Work item:
All lines holding the word "heading" should be located in the records and copied.

• • •

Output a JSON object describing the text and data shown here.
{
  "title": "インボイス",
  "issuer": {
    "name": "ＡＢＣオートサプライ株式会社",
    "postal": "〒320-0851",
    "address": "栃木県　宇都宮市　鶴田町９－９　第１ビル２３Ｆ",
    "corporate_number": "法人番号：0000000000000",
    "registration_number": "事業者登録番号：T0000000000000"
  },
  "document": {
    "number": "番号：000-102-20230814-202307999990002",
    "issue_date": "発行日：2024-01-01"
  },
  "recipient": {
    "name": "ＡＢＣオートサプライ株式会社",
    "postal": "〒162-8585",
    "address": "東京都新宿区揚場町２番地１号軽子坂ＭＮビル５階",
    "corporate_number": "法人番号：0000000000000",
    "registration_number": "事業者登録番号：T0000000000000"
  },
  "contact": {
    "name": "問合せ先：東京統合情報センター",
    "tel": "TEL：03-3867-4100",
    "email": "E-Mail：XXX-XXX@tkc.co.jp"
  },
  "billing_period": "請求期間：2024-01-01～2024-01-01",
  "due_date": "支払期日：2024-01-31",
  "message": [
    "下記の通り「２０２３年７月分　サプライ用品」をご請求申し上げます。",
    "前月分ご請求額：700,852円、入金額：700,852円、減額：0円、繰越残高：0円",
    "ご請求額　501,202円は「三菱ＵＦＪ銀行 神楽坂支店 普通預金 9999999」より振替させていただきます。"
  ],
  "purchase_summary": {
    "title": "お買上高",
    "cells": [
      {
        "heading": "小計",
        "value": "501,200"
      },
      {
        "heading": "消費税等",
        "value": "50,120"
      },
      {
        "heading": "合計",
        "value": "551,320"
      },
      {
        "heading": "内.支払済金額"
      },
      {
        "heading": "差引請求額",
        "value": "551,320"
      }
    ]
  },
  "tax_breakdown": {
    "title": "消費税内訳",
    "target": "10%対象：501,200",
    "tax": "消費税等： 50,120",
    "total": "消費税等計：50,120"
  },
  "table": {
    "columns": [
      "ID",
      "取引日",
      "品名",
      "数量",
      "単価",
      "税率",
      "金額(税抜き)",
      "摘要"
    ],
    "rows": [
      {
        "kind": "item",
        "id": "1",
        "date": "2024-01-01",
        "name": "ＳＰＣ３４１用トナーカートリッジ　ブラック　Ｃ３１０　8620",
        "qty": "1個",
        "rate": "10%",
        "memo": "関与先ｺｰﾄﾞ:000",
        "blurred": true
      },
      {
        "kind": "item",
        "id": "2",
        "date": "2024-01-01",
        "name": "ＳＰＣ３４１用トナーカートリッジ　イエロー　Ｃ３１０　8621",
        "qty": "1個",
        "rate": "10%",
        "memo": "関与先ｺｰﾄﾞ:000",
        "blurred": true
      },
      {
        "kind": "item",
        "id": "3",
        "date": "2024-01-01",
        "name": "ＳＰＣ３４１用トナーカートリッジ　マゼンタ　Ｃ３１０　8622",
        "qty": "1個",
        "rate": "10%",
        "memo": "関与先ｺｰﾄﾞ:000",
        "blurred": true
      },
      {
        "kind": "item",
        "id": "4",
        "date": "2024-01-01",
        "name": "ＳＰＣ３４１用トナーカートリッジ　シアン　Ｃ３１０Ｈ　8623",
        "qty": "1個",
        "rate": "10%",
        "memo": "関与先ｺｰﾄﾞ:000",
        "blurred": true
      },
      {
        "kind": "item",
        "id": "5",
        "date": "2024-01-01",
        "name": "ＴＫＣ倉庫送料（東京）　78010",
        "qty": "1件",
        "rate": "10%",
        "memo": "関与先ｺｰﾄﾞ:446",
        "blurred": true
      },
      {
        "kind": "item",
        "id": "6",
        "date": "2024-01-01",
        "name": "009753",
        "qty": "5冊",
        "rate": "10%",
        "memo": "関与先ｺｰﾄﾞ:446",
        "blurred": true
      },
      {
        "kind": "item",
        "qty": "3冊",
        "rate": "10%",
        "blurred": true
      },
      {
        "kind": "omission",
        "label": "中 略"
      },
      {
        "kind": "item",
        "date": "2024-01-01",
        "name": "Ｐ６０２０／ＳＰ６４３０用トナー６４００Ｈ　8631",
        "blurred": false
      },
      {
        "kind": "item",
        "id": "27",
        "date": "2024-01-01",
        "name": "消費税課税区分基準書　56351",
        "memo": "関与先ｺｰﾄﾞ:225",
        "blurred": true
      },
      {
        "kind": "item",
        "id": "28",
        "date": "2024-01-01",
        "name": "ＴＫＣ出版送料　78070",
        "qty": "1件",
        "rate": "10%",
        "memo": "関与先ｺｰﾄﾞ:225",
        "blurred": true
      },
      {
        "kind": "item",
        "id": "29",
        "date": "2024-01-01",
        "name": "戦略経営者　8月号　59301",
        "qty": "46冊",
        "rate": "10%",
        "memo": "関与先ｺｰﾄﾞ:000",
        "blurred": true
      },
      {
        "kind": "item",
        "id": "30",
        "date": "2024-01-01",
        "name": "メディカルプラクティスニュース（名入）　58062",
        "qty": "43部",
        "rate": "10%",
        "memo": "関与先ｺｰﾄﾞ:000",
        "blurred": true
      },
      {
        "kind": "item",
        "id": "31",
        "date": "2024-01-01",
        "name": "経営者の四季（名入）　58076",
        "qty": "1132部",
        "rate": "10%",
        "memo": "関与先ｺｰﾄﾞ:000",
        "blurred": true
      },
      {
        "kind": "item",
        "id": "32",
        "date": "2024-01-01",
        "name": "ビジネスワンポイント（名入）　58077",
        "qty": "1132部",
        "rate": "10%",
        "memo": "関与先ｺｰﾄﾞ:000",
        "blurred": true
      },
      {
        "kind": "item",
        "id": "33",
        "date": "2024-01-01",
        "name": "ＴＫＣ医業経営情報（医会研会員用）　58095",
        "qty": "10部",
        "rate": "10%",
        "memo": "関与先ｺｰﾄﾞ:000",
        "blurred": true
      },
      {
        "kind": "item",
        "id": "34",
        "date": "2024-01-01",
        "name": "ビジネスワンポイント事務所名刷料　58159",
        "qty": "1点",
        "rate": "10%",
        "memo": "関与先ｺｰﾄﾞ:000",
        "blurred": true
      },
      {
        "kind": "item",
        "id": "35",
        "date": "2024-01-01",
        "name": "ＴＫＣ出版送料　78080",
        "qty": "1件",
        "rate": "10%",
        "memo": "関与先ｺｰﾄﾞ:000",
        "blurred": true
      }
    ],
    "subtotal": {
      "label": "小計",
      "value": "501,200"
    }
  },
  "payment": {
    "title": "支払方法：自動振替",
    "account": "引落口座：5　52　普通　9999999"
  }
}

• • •

Result of the task:
        "heading": "小計",
        "heading": "消費税等",
        "heading": "合計",
        "heading": "内.支払済金額"
        "heading": "差引請求額",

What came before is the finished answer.